Watching the protests between the two opposing factions in the fight to build an Islamic Cultural Centre some two or three blocks from Ground Zero, reminds me of a wrestling match, where the fight is more for theatre than substance.
Religious tolerance, George Will, is not the same thing as "hurt feelings" on the part of those whose religion is the one experiencing the intolerance. Will announced on ABC's This Week, Sunday, that no one is entitled to go through life without having his feelings hurt. To which, to his everlasting credit, Robert Reich, sitting just to Will's "right" (as if there were any room to Will's right) retorted, "It's not feelings, George, it's about tolerance!"
And therein lies the crux of the debate. Whether feelings equal tolerance...and one can only try to deconstruct Reich's perspective by noting that the debate is not about hurting the feelings of the other, in this case the Islamic faith leaders who want to build the I.C.C., but rather about tolerating the faith, religion, right to worship, of a large group of Americans.
The building permits needed for expansion of mosques across America are being blocked by the same people who were carrying placards opposing the building of the centre "so close" to Ground Zero.

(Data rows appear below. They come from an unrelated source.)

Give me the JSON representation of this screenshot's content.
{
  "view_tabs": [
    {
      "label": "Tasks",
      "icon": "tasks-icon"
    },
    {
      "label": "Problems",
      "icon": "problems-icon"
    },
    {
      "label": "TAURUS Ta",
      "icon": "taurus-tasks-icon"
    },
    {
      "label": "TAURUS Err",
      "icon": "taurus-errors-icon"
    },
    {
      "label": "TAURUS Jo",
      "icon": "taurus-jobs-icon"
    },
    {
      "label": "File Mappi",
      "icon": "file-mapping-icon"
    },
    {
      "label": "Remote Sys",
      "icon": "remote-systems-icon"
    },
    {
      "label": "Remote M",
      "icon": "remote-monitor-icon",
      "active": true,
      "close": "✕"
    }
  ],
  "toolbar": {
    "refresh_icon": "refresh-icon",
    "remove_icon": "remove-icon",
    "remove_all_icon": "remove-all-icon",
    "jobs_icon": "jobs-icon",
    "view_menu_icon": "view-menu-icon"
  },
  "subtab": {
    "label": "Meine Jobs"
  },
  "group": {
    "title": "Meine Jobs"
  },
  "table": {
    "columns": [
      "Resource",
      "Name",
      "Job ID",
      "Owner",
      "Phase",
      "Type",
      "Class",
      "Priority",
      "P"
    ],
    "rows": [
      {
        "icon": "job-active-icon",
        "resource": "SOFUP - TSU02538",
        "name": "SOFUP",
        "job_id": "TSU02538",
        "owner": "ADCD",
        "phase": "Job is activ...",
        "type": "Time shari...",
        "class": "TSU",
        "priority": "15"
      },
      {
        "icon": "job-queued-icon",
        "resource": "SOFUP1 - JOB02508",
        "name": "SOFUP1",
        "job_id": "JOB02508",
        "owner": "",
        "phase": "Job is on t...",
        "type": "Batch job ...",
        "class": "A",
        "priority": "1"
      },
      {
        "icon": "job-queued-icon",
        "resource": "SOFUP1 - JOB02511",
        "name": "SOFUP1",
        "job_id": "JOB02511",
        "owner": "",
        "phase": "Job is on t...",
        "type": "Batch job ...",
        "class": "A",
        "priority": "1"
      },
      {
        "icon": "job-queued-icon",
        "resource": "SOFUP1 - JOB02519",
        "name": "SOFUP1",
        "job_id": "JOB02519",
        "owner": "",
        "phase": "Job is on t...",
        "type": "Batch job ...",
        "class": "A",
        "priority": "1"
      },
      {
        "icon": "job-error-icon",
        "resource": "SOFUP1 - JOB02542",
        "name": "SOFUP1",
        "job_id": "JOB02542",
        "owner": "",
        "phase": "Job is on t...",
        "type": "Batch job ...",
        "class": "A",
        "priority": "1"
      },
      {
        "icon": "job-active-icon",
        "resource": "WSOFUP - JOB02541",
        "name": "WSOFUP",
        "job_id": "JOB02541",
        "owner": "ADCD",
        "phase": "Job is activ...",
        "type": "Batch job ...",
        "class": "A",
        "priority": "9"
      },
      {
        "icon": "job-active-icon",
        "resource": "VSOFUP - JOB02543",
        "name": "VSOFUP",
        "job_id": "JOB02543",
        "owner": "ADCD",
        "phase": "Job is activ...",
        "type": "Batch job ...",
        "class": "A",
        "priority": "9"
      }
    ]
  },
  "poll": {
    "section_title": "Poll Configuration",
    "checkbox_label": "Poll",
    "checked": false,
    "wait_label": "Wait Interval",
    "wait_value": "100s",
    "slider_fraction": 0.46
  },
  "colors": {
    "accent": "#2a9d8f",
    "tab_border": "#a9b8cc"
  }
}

And the New York opponents, just as their rural colleagues, are hiding their bigotry under the cover of "honouring the families of those who lost loved ones" in the 9-11 attack.
And the rabbi who represents the Jewish Cultural Centre, built in the early 1990's, recounts, on the same ABC program, a storied history of opposition to their centre.
Putting the appropriate words into the constitution, guaranteeing religious freedom of worship and of expression, and then blocking the application of that "right" is sending a message out of both sides of the nation's mouth. The founding fathers wrote the constitution; the contemporary intolerance is the expression of a different time.
Ideals everywhere are tarnished. Churches no longer wear the mantle of "holiness" they never deserved in the first place. And only those churches prepared to acknowledge their imperfections publicly and honestly will have any chance of survival. Those clinging to a "perfect image" will burn in the fire of their own pride and denial.
Banks, likewise, are the greedy graspers their board members would like hidden from public view. In the words of a radiologist, in a conversation just last week, "I have come to believe that if all the medical specialists were taken out and shot, the world would be a better place." Corporations hide their secrets from public view, even, and perhaps especially when those secrets would demonstrate their conscious choice to put profit ahead of human lives, both workers and clients/customers. Sports franchises, also, have members on their rosters who would find it troublesome to work in a normal work environment, given their lifestyle and self-interest.
Our's is a sullied world, with the reputations of those placed on pedestals inevitably falling back to "just like all others" and thereby much less than perfect.
What has, however, gone the other way, in an inflation of the desire to hide, is our tolerance of the failures, sins and attacks of others. We have become a society of intolerance, of even the slightest imperfection.
And George Will's perfect argument about no one having the right to go through life without having his feelings hurt, is precisely the opposite of the more appropriate, "No one can deny his own imperfections, and no one is entitled to the perfect intellectual argument, or the perfect faith, or the perfect holy writ, or the perfect mask in any sense!"
And because we are all imperfect, and all sinners, it is time to stop pointing the fingers thereby demonstrating our own lack of tolerance.
Bigotry, as Joe Biden once put it while running for president, has become so highly sophisticated that it no longer can be detected as what it truly is, in most cases. Nevertheless, the bigotry of some is only the sign of the bigotry of all, perhaps toward different targets. And we choose the objects of our intolerance...and were we to choose bigotry instead of another faith to fight against, we would at least have climbed up one step on the ladder towards maturity.